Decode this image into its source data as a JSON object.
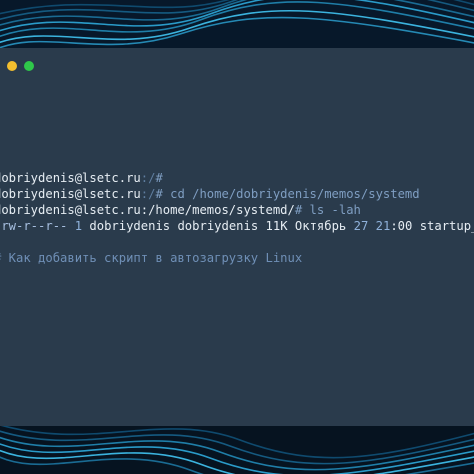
{
  "colors": {
    "terminal_bg": "#2a3b4c",
    "dot_yellow": "#f3bf2f",
    "dot_green": "#2fc84a",
    "text_primary": "#e6edf3",
    "text_accent": "#7f9ec2"
  },
  "window": {
    "controls": [
      "minimize-dot",
      "maximize-dot"
    ]
  },
  "terminal": {
    "line1": {
      "user": "dobriydenis@lsetc.ru",
      "sep": ":/",
      "prompt": "#"
    },
    "line2": {
      "user": "dobriydenis@lsetc.ru",
      "sep": ":/",
      "prompt": "#",
      "command": " cd /home/dobriydenis/memos/systemd"
    },
    "line3": {
      "user": "dobriydenis@lsetc.ru",
      "path": ":/home/memos/systemd/",
      "prompt": "#",
      "command": " ls -lah"
    },
    "line4": {
      "perm": "-rw-r--r--",
      "links": "1",
      "owner": "dobriydenis",
      "group": "dobriydenis",
      "size": "11K",
      "month": "Октябрь",
      "day": "27",
      "time": "21",
      "time_rest": ":00",
      "file": "startup_sh"
    },
    "comment": "# Как добавить скрипт в автозагрузку Linux"
  }
}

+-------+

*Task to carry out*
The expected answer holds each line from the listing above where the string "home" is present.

*Finished task*
      "command": " cd /home/dobriydenis/memos/systemd"
      "path": ":/home/memos/systemd/",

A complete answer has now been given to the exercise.